Conclusion

Whilst the impact on the securities market continues to be significant, just as it was following the original issuance of EO13959, the scope of the prohibitions is now clear, and market participants have additional time to assess their implications for their businesses.  Identifying all impacted securities must remain a priority for market participants. 

The reassurances now provided for U.S. staff members of non-U.S companies involved in securities trading and investment management provide greater clarity.

Further, the confirmation that market participants may rely on information available to them to assess whether a transaction is permissible will lighten the compliance and due diligence burdens considerably for those concerned about inadvertently causing a sanctions violation.

CMICs may wish to challenge the reasons for their inclusion on the NS-CMIC List following the successful challenges from Xiaomi and Luokung. 

Finally, a careful consideration of local law requirements must remain in focus for those in Hong Kong when assessing and seeking to comply with any U.S. sanctions.

Since EO13959 was published, we have been assisting numerous clients to navigate its scope and application. Please reach out to us if you require guidance.

 

[1]     For the purposes of this alert, China refers to the People's Republic of China excluding Hong Kong, the Macau Special Administrative Region and Taiwan.   

[2]     https://www.whitehouse.gov/briefing-room/statements-releases/2021/06/03/fact-sheet-executive-order-addressing-the-threat-from-securities-investments-that-finance-certain-companies-of-the-peoples-republic-of-china/

[3]     Section 3(d), EO13959 as amended

[4]     Section 1(a), EO13959 as amended

[5]     “Non-SDN” simply refers to the designated entities not included in OFAC’s Specially Designated and Blocked Persons List.  Specific and extensive rules apply to those on the SDN list that do not apply to persons specified to be on a “non-SDN” list.  There are other non-SDN lists in addition to the CMIC list, such as the Sectoral Sanctions Identifications List, with each list having distinct rules.

[6]     Section 3(c) EO13959 as amended by EO14032; FAQ 860.

[7]     FAQ 861.

[8]     Section 1(b),  EO13959, as amended by EO14032.

[9]     OFAC FAQ 865 and FAQ 904.

[10]    OFAC FAQ 863 and FAQ 902.

[11]    OFAC FAQ 905

[12]    OFAC also provides a route for designated persons to request that they be removed from a sanctions list, but this is unlikely to be successful for a CMIC.

[13]    https://www.cnbc.com/2021/01/15/xiaomi-added-to-us-blacklist-of-chinese-military-companies-.html
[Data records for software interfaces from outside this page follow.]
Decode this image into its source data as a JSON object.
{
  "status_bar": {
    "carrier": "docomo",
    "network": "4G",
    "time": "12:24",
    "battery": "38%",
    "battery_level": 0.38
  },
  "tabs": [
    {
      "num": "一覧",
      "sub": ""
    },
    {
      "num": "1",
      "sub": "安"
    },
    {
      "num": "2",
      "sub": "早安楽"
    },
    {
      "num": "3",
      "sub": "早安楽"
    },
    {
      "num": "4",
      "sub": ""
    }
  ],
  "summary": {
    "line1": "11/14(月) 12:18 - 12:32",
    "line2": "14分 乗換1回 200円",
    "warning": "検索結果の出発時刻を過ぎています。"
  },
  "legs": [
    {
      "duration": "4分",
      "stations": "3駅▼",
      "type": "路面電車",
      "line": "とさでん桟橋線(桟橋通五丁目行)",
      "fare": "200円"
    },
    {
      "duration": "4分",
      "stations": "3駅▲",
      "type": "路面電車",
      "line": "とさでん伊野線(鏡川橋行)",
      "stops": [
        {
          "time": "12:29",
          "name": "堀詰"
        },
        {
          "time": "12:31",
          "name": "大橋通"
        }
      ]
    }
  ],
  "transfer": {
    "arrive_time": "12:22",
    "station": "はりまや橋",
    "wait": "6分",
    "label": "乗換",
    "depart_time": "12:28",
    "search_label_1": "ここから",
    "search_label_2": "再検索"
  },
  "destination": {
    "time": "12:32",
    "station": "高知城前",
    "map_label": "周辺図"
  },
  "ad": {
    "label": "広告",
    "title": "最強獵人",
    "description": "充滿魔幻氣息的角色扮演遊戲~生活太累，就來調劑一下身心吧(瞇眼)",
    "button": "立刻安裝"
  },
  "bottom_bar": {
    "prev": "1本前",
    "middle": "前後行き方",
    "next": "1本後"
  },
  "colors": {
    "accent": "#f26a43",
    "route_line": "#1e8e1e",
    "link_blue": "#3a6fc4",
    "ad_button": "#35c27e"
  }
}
[14]    English translation is available here: http://english.mofcom.gov.cn/article/policyrelease/announcement/202101/20210103029708.shtml

Key contacts

A Guide to Doing Business in China

We explore the key issues being considered by clients looking to unlock investment opportunities in the People’s Republic of China.

Doing Business in China
Share on LinkedIn Share on Facebook Share on Twitter
    You might also be interested in

    We summarise the key highlights of the Security of Payment framework in Hong Kong.

    15 October 2021

    This article provides an overview of the SPAC structure and its key features in the U.S. and Singapore.

    28 September 2021

    This alert sets out the key features of Southbound Bond Connect.

    28 September 2021

    We discuss the Competition Commission’s first ever appeal case heard in the Hong Kong Court of Appeal.

    24 September 2021

    This site uses cookies to enhance your experience and to help us improve the site. Please see our Privacy Policy for further information. If you continue without changing your settings, we will assume that you are happy to receive these cookies. You can change your cookie settings at any time.

    For more information on which cookies we use then please refer to our Cookie Policy.